But You Must Understand Sir That A Person Is Either With This Court
Please help me analyze this quote from Arthur Miller's play The Crucibe
"..But you must understand sir that a person is either with this court or he must be counted against it. There will be no road between."
I need page number and who said it.
This line is uttered by Deputy Governor Danforth in Act Three. In my edition, the Penguin, it is on page 94, just after Francis Nurse has submitted a testament signed by dozens of people that attest to his wife's and Martha Corey's good reputations as Christians. Danforth has ordered that all signers be arrested and brought in for questioning, and Nurse fears that he has brought trouble to their doors in asking them for help. Danforth says,
No, old man, you have not hurt these people if they are of good conscience. But you must understand, sir, that a person is either with this court or he must be counted against it, there be no road between. This is a sharp time, now, a precise time -- we live no longer in the dusky afternoon when evil mixed itself with good and befuddled the world. Now, by God's grace, the shining sun is up, and them that fear not light will surely praise it.
In his Puritanical logic, he assumes that anyone who is innocent has nothing to fear from the court: if an individual is guilty of nothing, then the court will not, cannot, harm them. Danforth believes that he and the court are doing God's work, as it is "the entire contention of the state [...] that the voice of Heaven is speaking through the children." Therefore, if you are against the court, then you must be guilty because the court is good. If you are guilty, then you are bad and not on the side of God, and it is the court's moral duty to find you out and punish you. It is a very black and white perspective, not allowing for corruption among the magistrates or ulterior motives on the part of the accusing girls or their families.
This quote from Act 3 Sc. 1 from Arthur Miller's The Crucible" is said by Deputy Governor Danforth, and it basically epitomizes the type of justice that is conducted in Salem: radical and senseless. All in Salem is either good or bad, without a middle point. Therefore, what is not good is necessarily going to be seen as evil.
a person is either with this court or he must be counted against it, there be no road between.The authority that Danforth claims is the sanctioning by God of the colony of Massachussets. If God has granted the permission to exert justice against those against God, then there is no stopping to the process. It must be done.
Now, by God’s grace, the shining sun is up, and them that fear not light will surely praise it.
In Dansforth's mind, God is conducting the witch trial using the aldermen as His mouthpiece. Anyone who is against what the court decides, is against God himself. Hence, the illogical reasoning of the villagers concludes that whoever is against God is by default consulting with the Devil. It is as radical as that, and there is no "road between" as he stated.

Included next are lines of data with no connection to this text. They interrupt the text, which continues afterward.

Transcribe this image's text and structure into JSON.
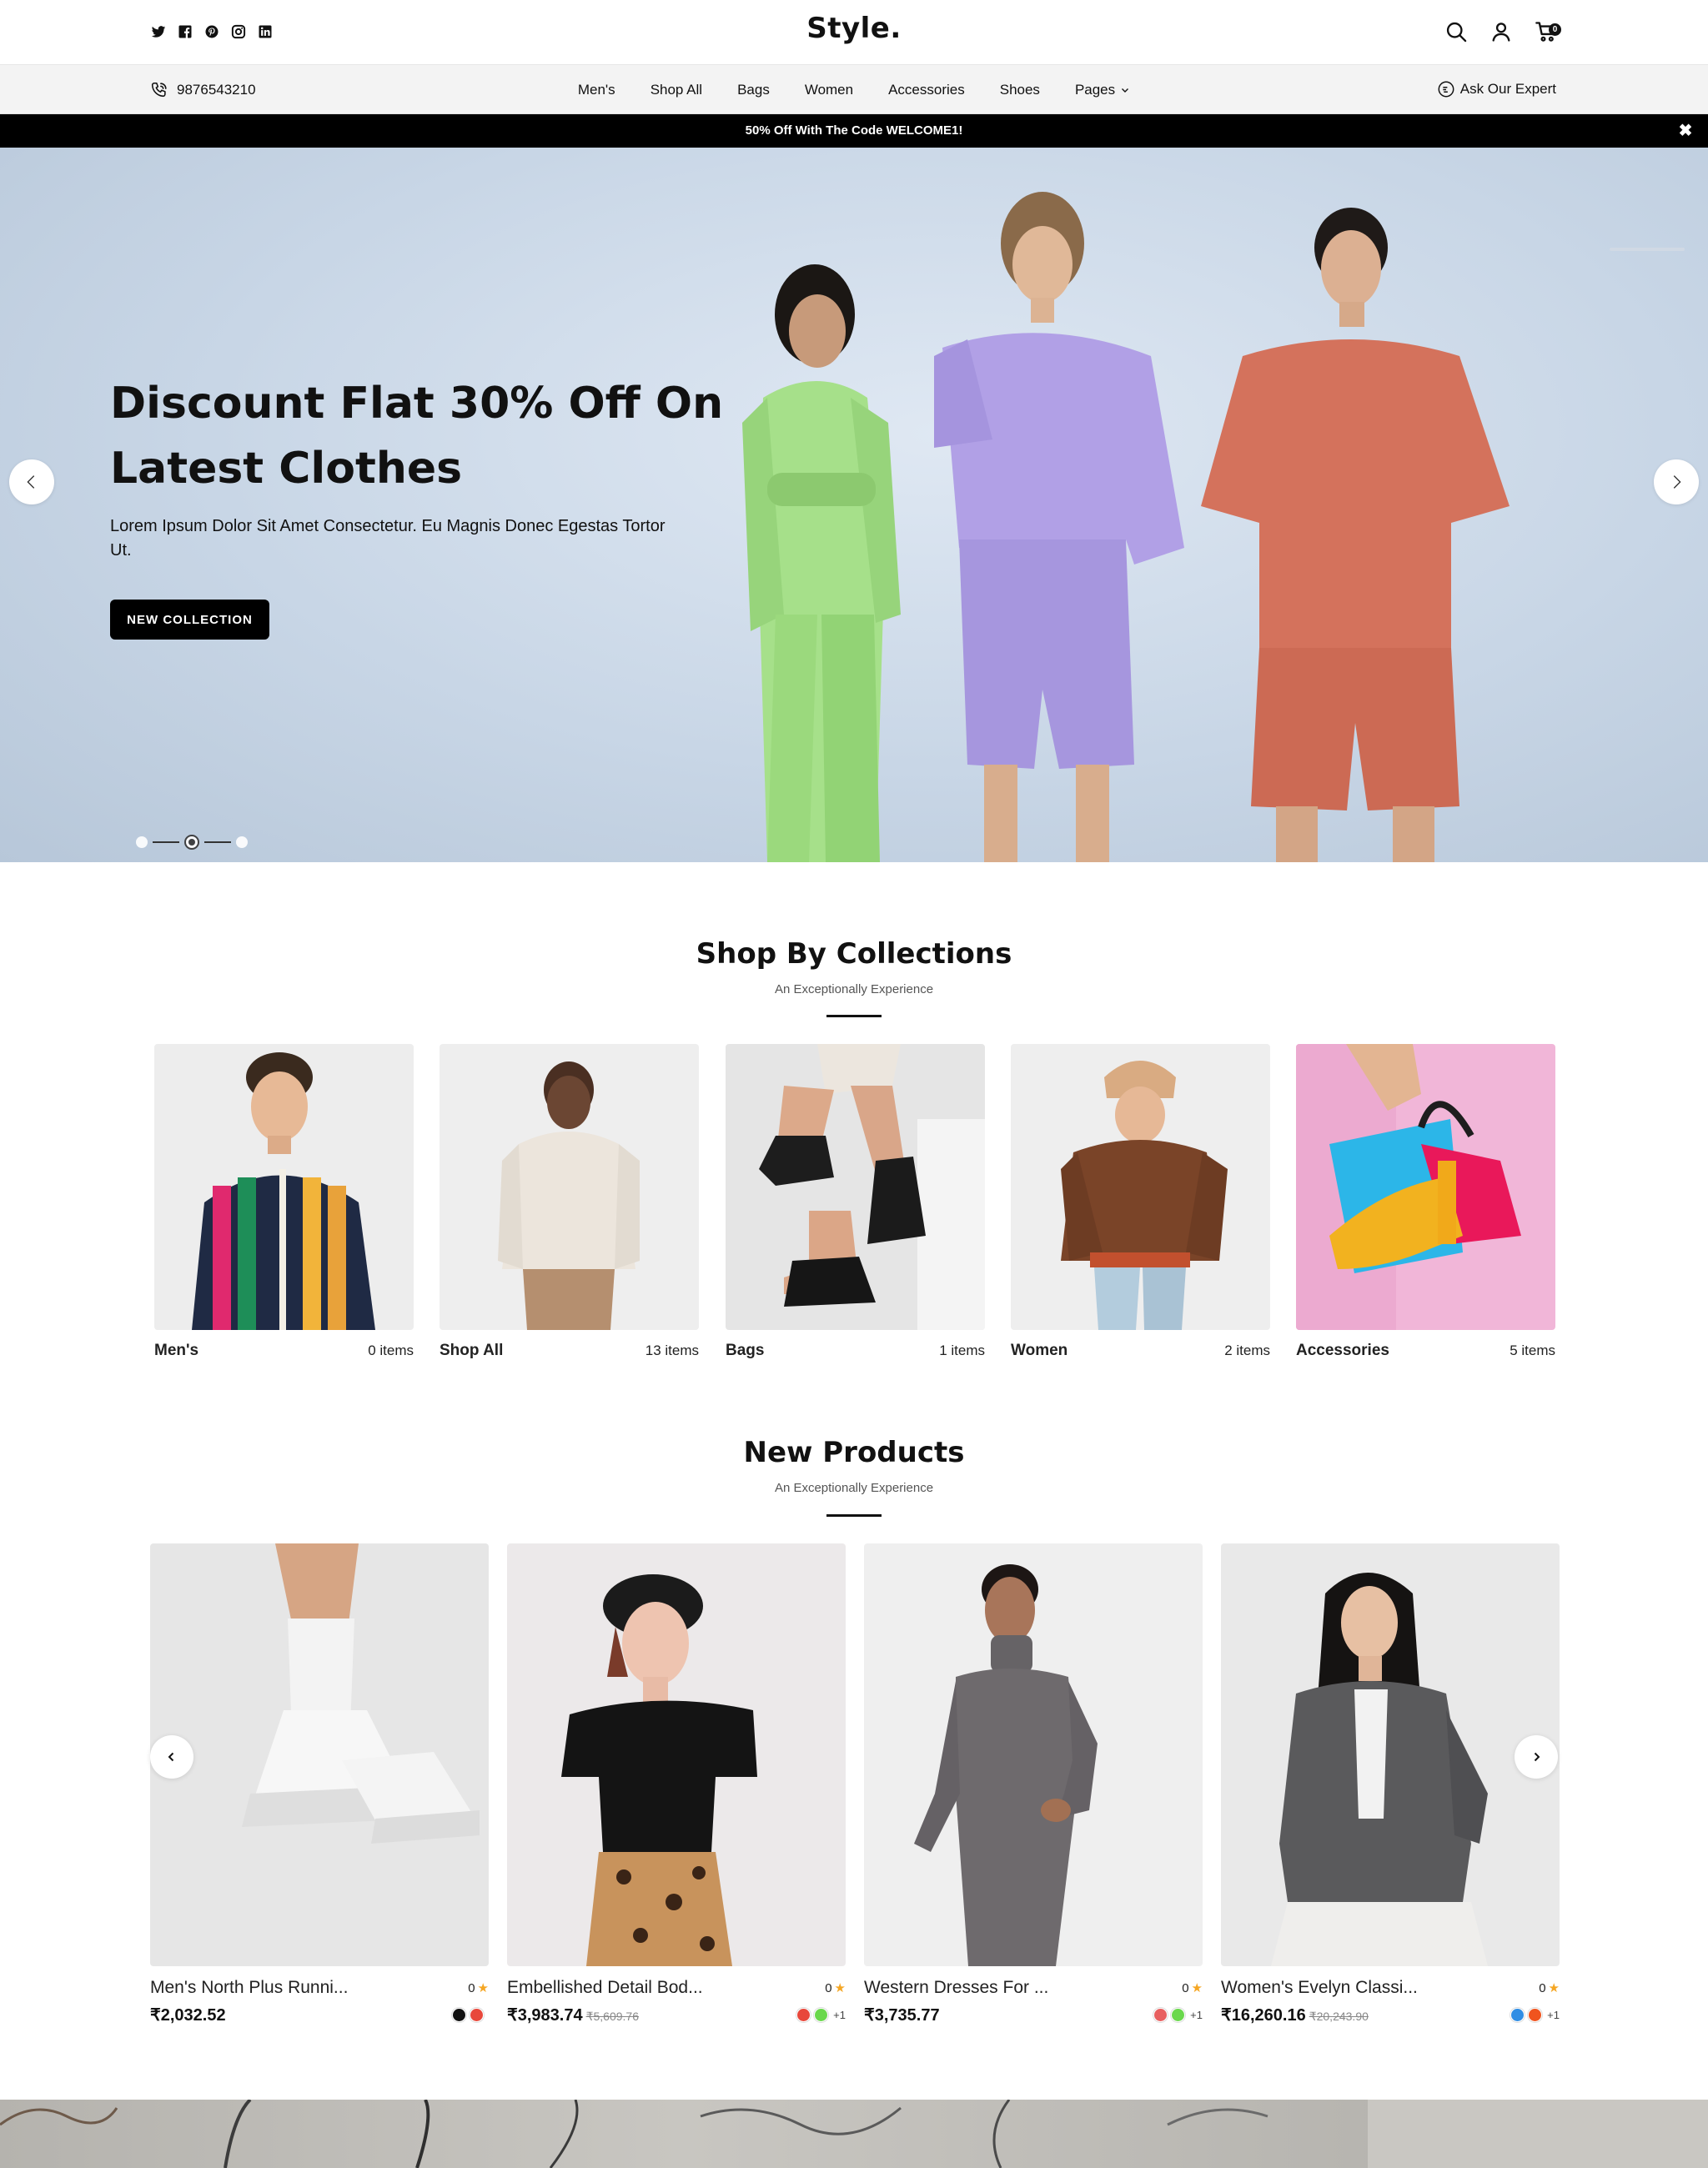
{
  "header": {
    "logo": "Style.",
    "socials": [
      "twitter-icon",
      "facebook-icon",
      "pinterest-icon",
      "instagram-icon",
      "linkedin-icon"
    ],
    "actions": [
      "search-icon",
      "user-icon",
      "cart-icon"
    ],
    "cart_count": "0"
  },
  "nav": {
    "phone": "9876543210",
    "items": [
      {
        "label": "Men's"
      },
      {
        "label": "Shop All"
      },
      {
        "label": "Bags"
      },
      {
        "label": "Women"
      },
      {
        "label": "Accessories"
      },
      {
        "label": "Shoes"
      },
      {
        "label": "Pages"
      }
    ],
    "expert": "Ask Our Expert"
  },
  "announcement": {
    "text": "50% Off With The Code WELCOME1!",
    "close": "✖"
  },
  "hero": {
    "title": "Discount Flat 30% Off On Latest Clothes",
    "subtitle": "Lorem Ipsum Dolor Sit Amet Consectetur. Eu Magnis Donec Egestas Tortor Ut.",
    "button": "NEW COLLECTION",
    "slides": 3,
    "active_slide": 2
  },
  "collections": {
    "title": "Shop By Collections",
    "subtitle": "An Exceptionally Experience",
    "items": [
      {
        "name": "Men's",
        "count": "0 items"
      },
      {
        "name": "Shop All",
        "count": "13 items"
      },
      {
        "name": "Bags",
        "count": "1 items"
      },
      {
        "name": "Women",
        "count": "2 items"
      },
      {
        "name": "Accessories",
        "count": "5 items"
      }
    ]
  },
  "products": {
    "title": "New Products",
    "subtitle": "An Exceptionally Experience",
    "items": [
      {
        "name": "Men's North Plus Runni...",
        "rating": "0",
        "price": "₹2,032.52",
        "old_price": "",
        "swatches": [
          "#111111",
          "#e8483b"
        ],
        "more": ""
      },
      {
        "name": "Embellished Detail Bod...",
        "rating": "0",
        "price": "₹3,983.74",
        "old_price": "₹5,609.76",
        "swatches": [
          "#e8483b",
          "#6ad84c"
        ],
        "more": "+1"
      },
      {
        "name": "Western Dresses For ...",
        "rating": "0",
        "price": "₹3,735.77",
        "old_price": "",
        "swatches": [
          "#e86060",
          "#6ad84c"
        ],
        "more": "+1"
      },
      {
        "name": "Women's Evelyn Classi...",
        "rating": "0",
        "price": "₹16,260.16",
        "old_price": "₹20,243.90",
        "swatches": [
          "#2f8de4",
          "#f0541e"
        ],
        "more": "+1"
      }
    ]
  }
}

This quote is from Act 3 and Scene 1 of "The Crucible." In my edition it is on page 87. The quote is made by Deputy Governor Danforth and the complete quotation follows.
"A person is either with this court or he must be counted against it, there be no road between. This is a sharp time, now, a precise time — we live no longer in the dusky afternoon when evil mixed itself with good and befuddled the world."
There is a great deal more information on this play at the following links. Thanks for your question.